Finding security in God is different than finding security in any of the stuff he has created because he will never fail us. Certainly there will be times where we don’t get what we want. We may lose all our money. We may lose all our stuff. We may lose our jobs. We may be rejected by other people. And we will get old one day. But that doesn’t mean God is failing us. Maybe in the midst of all the pain we experience in losing those things, God is trying to show us that those things can’t give us the security for which we long. But instead, when we place our trust in him, our longing, hungry souls will be satisfied.
I recognize it takes a lot of faith to put our trust in God, especially since we can’t even see him and don’t have sufficient evidence to claim with 100 percent confidence he exists. However, I’d argue that it takes just as much, if not more, faith to put our trust in all of his created stuff, since we know it will fail us, than it does to put our trust in him. I’d encourage you to stew on that thought for a little while.

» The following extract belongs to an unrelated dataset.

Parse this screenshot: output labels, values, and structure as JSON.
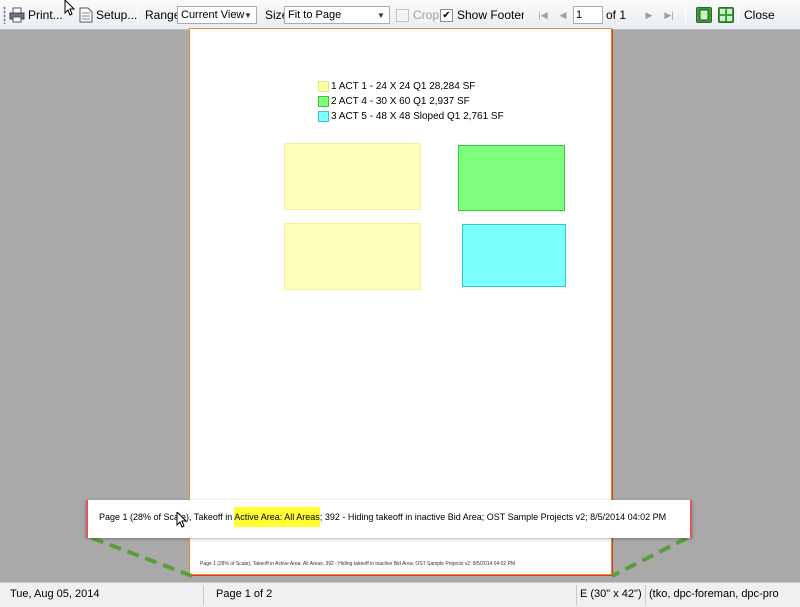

Do you attempt to find security in any of the five things I’ve presented in this article? What other things do you or the people around you look to in an attempt to find security? Have you found any other bulletproof answers?
 John N. Oswalt, The Bible among the Myths (Grand Rapids: Zondervan, 2009), location 676, Kindle eBook.
 For a lengthier discussion on this topic, see Jon Acuff, Start: Punch Fear in the Face, Do Work That Matters (Brentwood, TN: Lampo Press, 2013), 153.
 See Matthew 6:25-34.